Perhaps the most famous voice output communication aid (or ‘VOCA’) user and MND sufferer alive today is Professor Stephen Hawking. I think most of the modern world is familiar with the very synthetic and unnatural voice that his VOCA, The Machine, produces. Whilst professor Hawking’s device has been upgraded over the years, it seems that he has come to see the synthetic voice it produces as his own and has refused an upgrade to more natural sounding speech. In fact, I believe he has even copyrighted his synthetic voice, that means if you hear his voice on anything from The Simpsons to Big Bang Theory, yes, it really is him! You can find out more about Professor Hawking’s voice and The Machine on Professor Hawking’s website if you are interested.
Although Professor Hawking has come to accept his synthetic voice, the vast majority of people are devastated by the prospect of losing their natural speaking voice and having to replace it with something so robotic. Being diagnosed with MND or another neuro-degenerative disease is devastating enough without the indignity of having to ‘speak’ with a voice that you don’t feel belongs to you. After all, as I have described in a previous post right here on this website, Your Voice is your Auditory Face.

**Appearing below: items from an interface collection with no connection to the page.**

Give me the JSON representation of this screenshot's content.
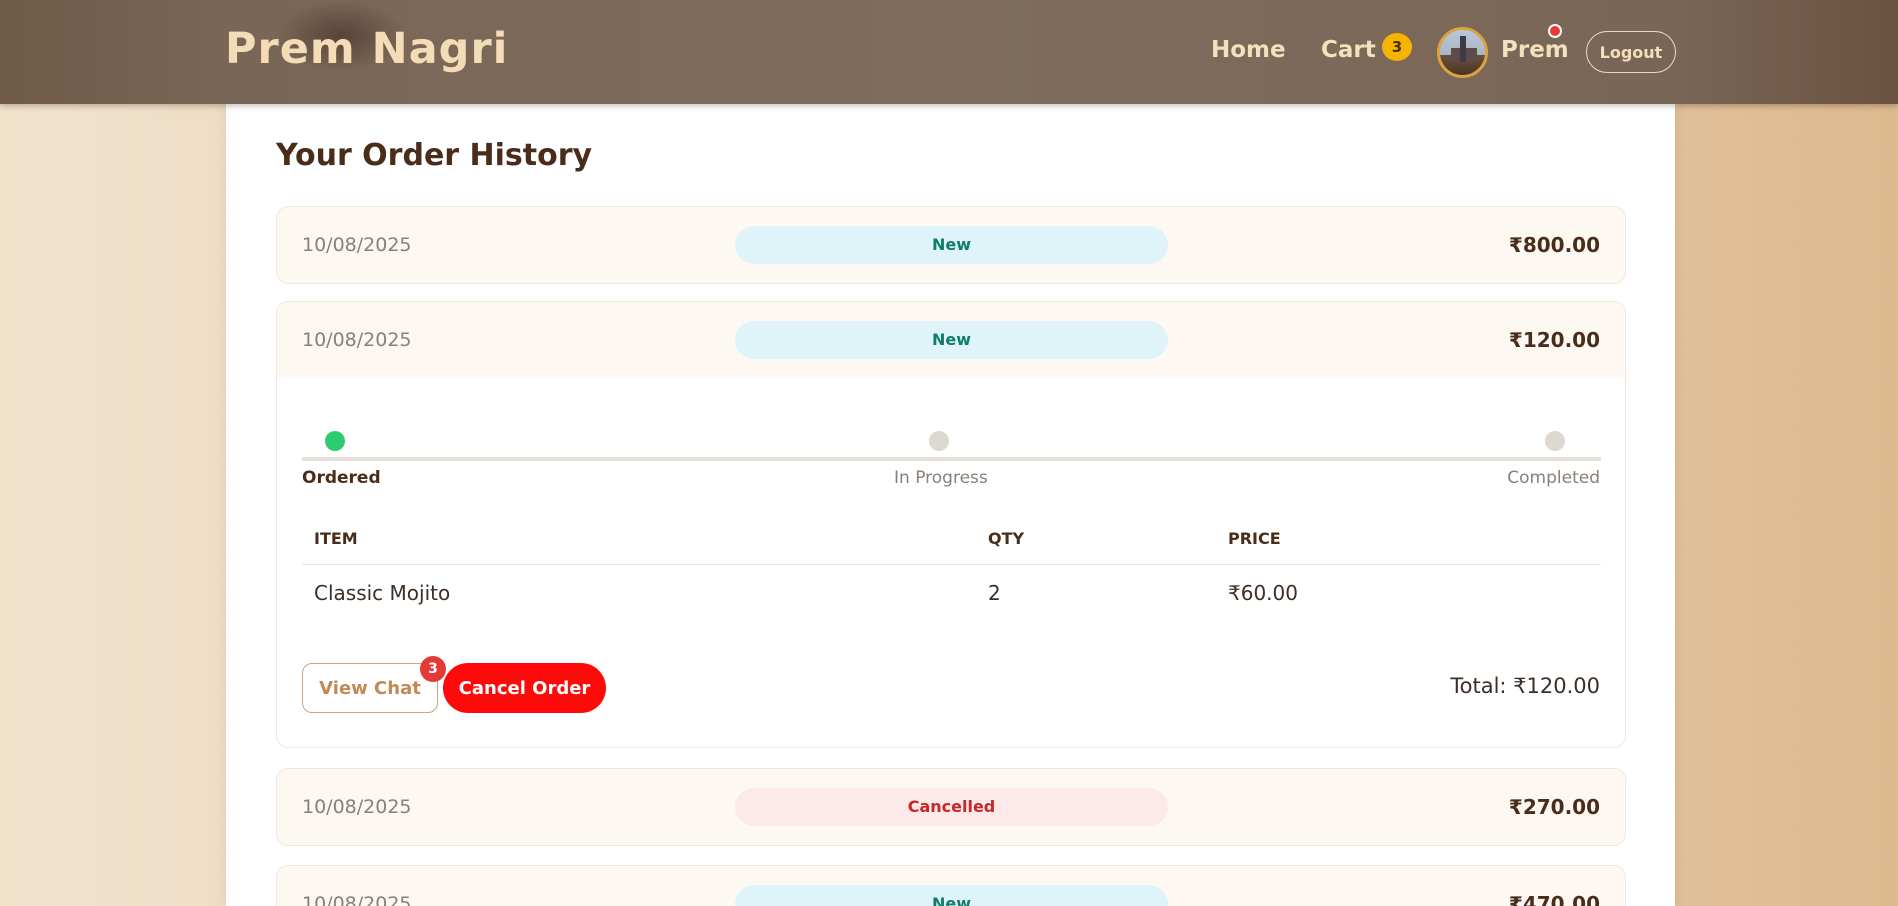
{
  "header": {
    "brand": "Prem Nagri",
    "nav": {
      "home": "Home",
      "cart": "Cart",
      "cart_count": "3"
    },
    "profile": {
      "name": "Prem",
      "avatar_icon": "avatar-icon",
      "notification_color": "#e53935"
    },
    "logout": "Logout"
  },
  "main": {
    "title": "Your Order History",
    "orders": [
      {
        "date": "10/08/2025",
        "status": "New",
        "total": "₹800.00"
      },
      {
        "date": "10/08/2025",
        "status": "New",
        "total": "₹120.00",
        "expanded": true,
        "steps": [
          {
            "label": "Ordered",
            "done": true
          },
          {
            "label": "In Progress",
            "done": false
          },
          {
            "label": "Completed",
            "done": false
          }
        ],
        "columns": [
          "ITEM",
          "QTY",
          "PRICE"
        ],
        "items": [
          {
            "item": "Classic Mojito",
            "qty": "2",
            "price": "₹60.00"
          }
        ],
        "actions": {
          "view_chat": "View Chat",
          "chat_unread": "3",
          "cancel": "Cancel Order"
        },
        "grand_total": "Total: ₹120.00"
      },
      {
        "date": "10/08/2025",
        "status": "Cancelled",
        "total": "₹270.00"
      },
      {
        "date": "10/08/2025",
        "status": "New",
        "total": "₹470.00"
      }
    ]
  },
  "colors": {
    "accent_brown": "#4a2c1a",
    "status_new_bg": "#dff4f8",
    "status_new_text": "#0e7d69",
    "status_cancelled_bg": "#fde8ea",
    "status_cancelled_text": "#c62828",
    "cancel_button": "#ff0a0a",
    "step_done": "#2ecc71"
  }
}
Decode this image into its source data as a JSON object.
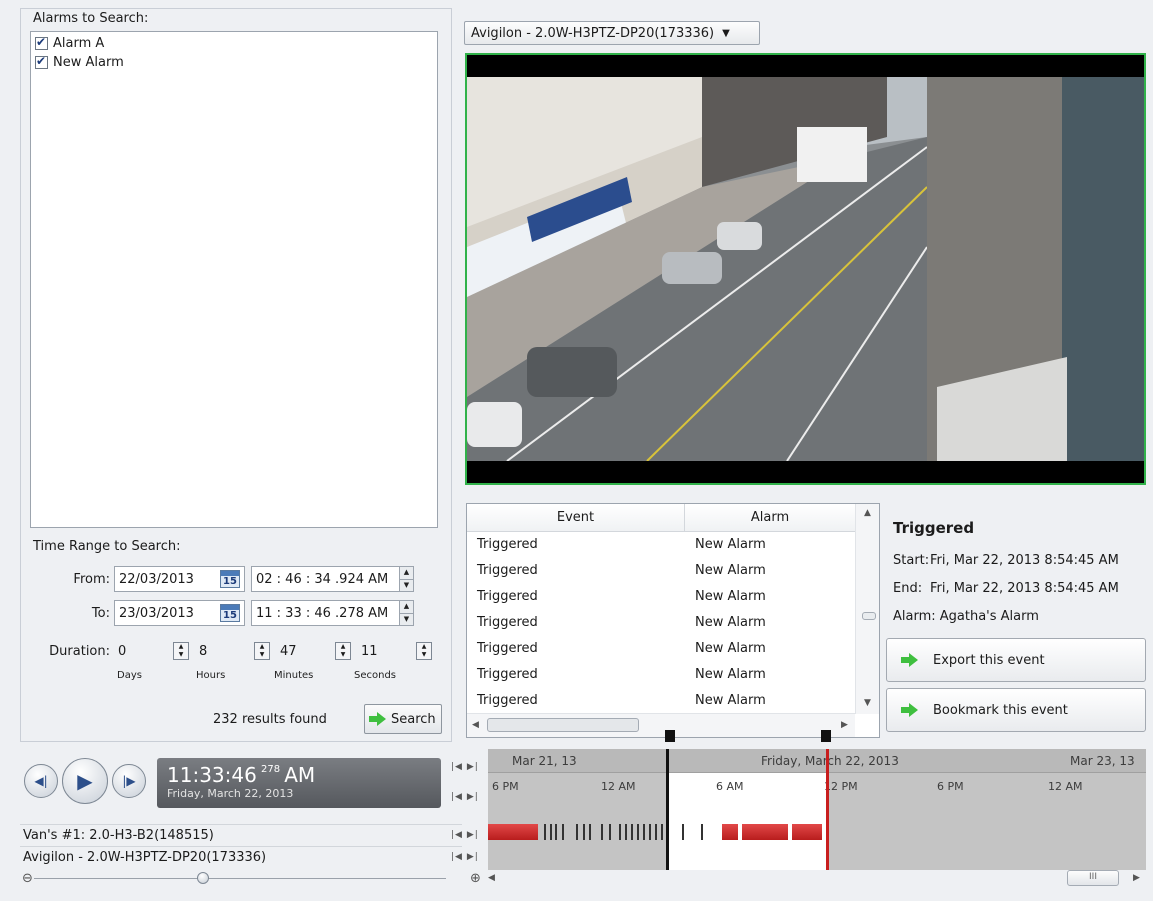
{
  "search": {
    "alarms_title": "Alarms to Search:",
    "alarms": [
      {
        "label": "Alarm A",
        "checked": true
      },
      {
        "label": "New Alarm",
        "checked": true
      }
    ],
    "time_range_title": "Time Range to Search:",
    "from_label": "From:",
    "from_date": "22/03/2013",
    "from_time": "02 : 46 : 34 .924  AM",
    "to_label": "To:",
    "to_date": "23/03/2013",
    "to_time": "11 : 33 : 46 .278  AM",
    "calendar_icon_text": "15",
    "duration_label": "Duration:",
    "duration": {
      "days": "0",
      "hours": "8",
      "minutes": "47",
      "seconds": "11"
    },
    "duration_units": {
      "days": "Days",
      "hours": "Hours",
      "minutes": "Minutes",
      "seconds": "Seconds"
    },
    "results_text": "232  results found",
    "search_button": "Search"
  },
  "camera_dropdown": {
    "selected": "Avigilon - 2.0W-H3PTZ-DP20(173336)"
  },
  "events_table": {
    "columns": [
      "Event",
      "Alarm"
    ],
    "rows": [
      [
        "Triggered",
        "New Alarm"
      ],
      [
        "Triggered",
        "New Alarm"
      ],
      [
        "Triggered",
        "New Alarm"
      ],
      [
        "Triggered",
        "New Alarm"
      ],
      [
        "Triggered",
        "New Alarm"
      ],
      [
        "Triggered",
        "New Alarm"
      ],
      [
        "Triggered",
        "New Alarm"
      ]
    ]
  },
  "event_detail": {
    "title": "Triggered",
    "start_label": "Start:",
    "start_value": "Fri, Mar 22, 2013 8:54:45 AM",
    "end_label": "End:",
    "end_value": "Fri, Mar 22, 2013 8:54:45 AM",
    "alarm_line": "Alarm: Agatha's Alarm",
    "export_button": "Export this event",
    "bookmark_button": "Bookmark this event"
  },
  "player": {
    "time": "11:33:46",
    "ms": "278",
    "ampm": "AM",
    "date": "Friday, March 22, 2013"
  },
  "cameras": [
    "Van's #1: 2.0-H3-B2(148515)",
    "Avigilon - 2.0W-H3PTZ-DP20(173336)"
  ],
  "timeline": {
    "dates": [
      "Mar 21, 13",
      "Friday, March 22, 2013",
      "Mar 23, 13"
    ],
    "ticks": [
      "6 PM",
      "12 AM",
      "6 AM",
      "12 PM",
      "6 PM",
      "12 AM"
    ],
    "colors": {
      "recording": "#d32a2a",
      "selection": "#ffffff",
      "start_marker": "#111111",
      "end_marker": "#c81e1e",
      "video_border": "#31b24a",
      "search_arrow": "#3fbf3f"
    }
  },
  "scrollbar_thumb_text": "III"
}
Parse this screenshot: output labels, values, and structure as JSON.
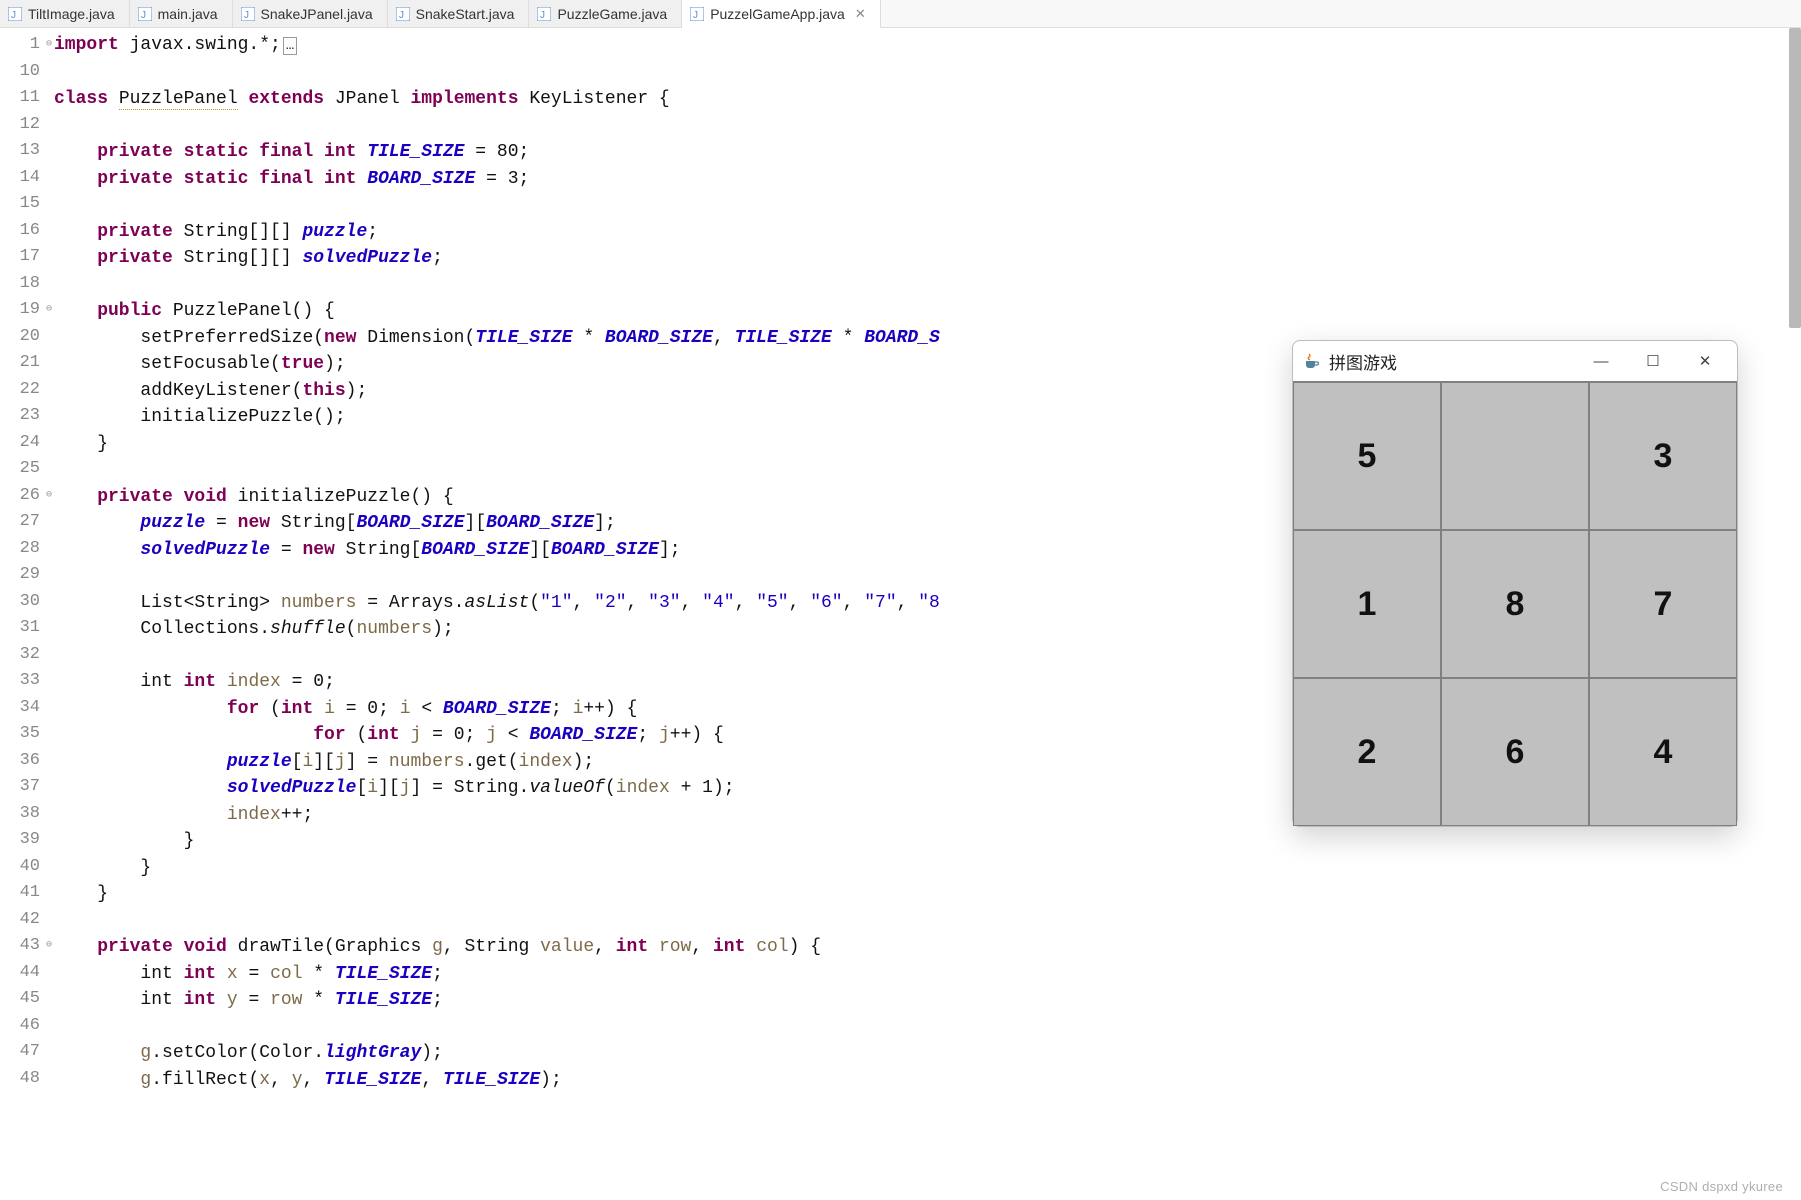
{
  "tabs": [
    {
      "label": "TiltImage.java",
      "active": false
    },
    {
      "label": "main.java",
      "active": false
    },
    {
      "label": "SnakeJPanel.java",
      "active": false
    },
    {
      "label": "SnakeStart.java",
      "active": false
    },
    {
      "label": "PuzzleGame.java",
      "active": false
    },
    {
      "label": "PuzzelGameApp.java",
      "active": true
    }
  ],
  "lineNumbers": [
    1,
    10,
    11,
    12,
    13,
    14,
    15,
    16,
    17,
    18,
    19,
    20,
    21,
    22,
    23,
    24,
    25,
    26,
    27,
    28,
    29,
    30,
    31,
    32,
    33,
    34,
    35,
    36,
    37,
    38,
    39,
    40,
    41,
    42,
    43,
    44,
    45,
    46,
    47,
    48
  ],
  "code": {
    "l1_import": "import",
    "l1_pkg": " javax.swing.*;",
    "l11_class": "class ",
    "l11_name": "PuzzlePanel",
    "l11_ext": " extends ",
    "l11_jpanel": "JPanel ",
    "l11_impl": "implements ",
    "l11_kl": "KeyListener {",
    "l13": "    private static final int ",
    "l13_c": "TILE_SIZE",
    "l13_v": " = 80;",
    "l14": "    private static final int ",
    "l14_c": "BOARD_SIZE",
    "l14_v": " = 3;",
    "l16": "    private ",
    "l16_t": "String[][] ",
    "l16_f": "puzzle",
    "l16_e": ";",
    "l17": "    private ",
    "l17_t": "String[][] ",
    "l17_f": "solvedPuzzle",
    "l17_e": ";",
    "l19": "    public ",
    "l19_n": "PuzzlePanel() {",
    "l20a": "        setPreferredSize(",
    "l20_new": "new ",
    "l20_dim": "Dimension(",
    "l20_c1": "TILE_SIZE",
    "l20_m1": " * ",
    "l20_c2": "BOARD_SIZE",
    "l20_cm": ", ",
    "l20_c3": "TILE_SIZE",
    "l20_m2": " * ",
    "l20_c4": "BOARD_S",
    "l21": "        setFocusable(",
    "l21_v": "true",
    "l21_e": ");",
    "l22": "        addKeyListener(",
    "l22_v": "this",
    "l22_e": ");",
    "l23": "        initializePuzzle();",
    "l24": "    }",
    "l26": "    private void ",
    "l26_n": "initializePuzzle() {",
    "l27a": "        ",
    "l27_f": "puzzle",
    "l27_eq": " = ",
    "l27_new": "new ",
    "l27_t": "String[",
    "l27_c1": "BOARD_SIZE",
    "l27_m": "][",
    "l27_c2": "BOARD_SIZE",
    "l27_e": "];",
    "l28a": "        ",
    "l28_f": "solvedPuzzle",
    "l28_eq": " = ",
    "l28_new": "new ",
    "l28_t": "String[",
    "l28_c1": "BOARD_SIZE",
    "l28_m": "][",
    "l28_c2": "BOARD_SIZE",
    "l28_e": "];",
    "l30a": "        List<String> ",
    "l30_v": "numbers",
    "l30_eq": " = Arrays.",
    "l30_m": "asList",
    "l30_p": "(",
    "l30_s1": "\"1\"",
    "l30_c": ", ",
    "l30_s2": "\"2\"",
    "l30_s3": "\"3\"",
    "l30_s4": "\"4\"",
    "l30_s5": "\"5\"",
    "l30_s6": "\"6\"",
    "l30_s7": "\"7\"",
    "l30_s8": "\"8",
    "l31a": "        Collections.",
    "l31_m": "shuffle",
    "l31_p": "(",
    "l31_v": "numbers",
    "l31_e": ");",
    "l33": "        int ",
    "l33_v": "index",
    "l33_e": " = 0;",
    "l34": "        for ",
    "l34_p": "(",
    "l34_int": "int ",
    "l34_i": "i",
    "l34_eq": " = 0; ",
    "l34_i2": "i",
    "l34_lt": " < ",
    "l34_c": "BOARD_SIZE",
    "l34_sc": "; ",
    "l34_i3": "i",
    "l34_pp": "++) {",
    "l35": "            for ",
    "l35_p": "(",
    "l35_int": "int ",
    "l35_j": "j",
    "l35_eq": " = 0; ",
    "l35_j2": "j",
    "l35_lt": " < ",
    "l35_c": "BOARD_SIZE",
    "l35_sc": "; ",
    "l35_j3": "j",
    "l35_pp": "++) {",
    "l36a": "                ",
    "l36_f": "puzzle",
    "l36_b": "[",
    "l36_i": "i",
    "l36_m": "][",
    "l36_j": "j",
    "l36_e": "] = ",
    "l36_v": "numbers",
    "l36_g": ".get(",
    "l36_idx": "index",
    "l36_cp": ");",
    "l37a": "                ",
    "l37_f": "solvedPuzzle",
    "l37_b": "[",
    "l37_i": "i",
    "l37_m": "][",
    "l37_j": "j",
    "l37_e": "] = String.",
    "l37_val": "valueOf",
    "l37_p": "(",
    "l37_idx": "index",
    "l37_plus": " + 1);",
    "l38a": "                ",
    "l38_v": "index",
    "l38_pp": "++;",
    "l39": "            }",
    "l40": "        }",
    "l41": "    }",
    "l43": "    private void ",
    "l43_n": "drawTile(Graphics ",
    "l43_g": "g",
    "l43_c": ", String ",
    "l43_v": "value",
    "l43_c2": ", ",
    "l43_int": "int ",
    "l43_r": "row",
    "l43_c3": ", ",
    "l43_int2": "int ",
    "l43_col": "col",
    "l43_e": ") {",
    "l44": "        int ",
    "l44_x": "x",
    "l44_eq": " = ",
    "l44_col": "col",
    "l44_m": " * ",
    "l44_c": "TILE_SIZE",
    "l44_e": ";",
    "l45": "        int ",
    "l45_y": "y",
    "l45_eq": " = ",
    "l45_row": "row",
    "l45_m": " * ",
    "l45_c": "TILE_SIZE",
    "l45_e": ";",
    "l47a": "        ",
    "l47_g": "g",
    "l47_m": ".setColor(Color.",
    "l47_lg": "lightGray",
    "l47_e": ");",
    "l48a": "        ",
    "l48_g": "g",
    "l48_m": ".fillRect(",
    "l48_x": "x",
    "l48_c": ", ",
    "l48_y": "y",
    "l48_c2": ", ",
    "l48_ts": "TILE_SIZE",
    "l48_c3": ", ",
    "l48_ts2": "TILE_SIZE",
    "l48_e": ");"
  },
  "swing": {
    "title": "拼图游戏",
    "tiles": [
      "5",
      "",
      "3",
      "1",
      "8",
      "7",
      "2",
      "6",
      "4"
    ]
  },
  "watermark": "CSDN dspxd ykuree"
}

This is where the Voicebank Project comes in. The aim is to create a database of natural male & female voices with a variety of regional accents which can be used in conjunction with recordings of the patient’s own voice and those of their close relatives so that VOCA users can choose a voice for their communication aid that they are comfortable with and that they feel reflects their own identity. You may wonder why the patient’s own voice can’t simply be recorded and used in the VOCA. Well, the fact is that for many people, one of the first noticeable symptoms of a neurological condition is in fact changes to their speech. By the time they are diagnosed, the patient’s speech is often significantly affected which is why a degree is of voice reconstruction is usually necessary. Do be aware though that at this stage, Voicebank is a research project only and not a fully-fledged and widely available service. Hopefully it will become part of the standard service for all VOCA users before too long!
I’m interested! What do I do now?
If you are interested and are over 16, have no reading or speaking difficulties and are a first language speaker of English, email firstname.lastname@example.org to find out how to donate your voice. In particular, the project is needing male speakers from all over Scotland and from the areas shown on the leaflet here:
Recordings take about one hour and are done either at the New Royal Infirmary in Edinburgh or via the mobile recording team (Scotland only). You will need to wear a set of headphones and a little microphone and you will be asked to read a selection of sentences from a computer screen. Don’t worry, the text is big and easy to read! I recommend bringing a bottle of water as you’ll get a dry throat from all that talking. Go! Donate your voice!
If you would like to find out more about Motor Neurone Disease, visit the UK’s MND Association.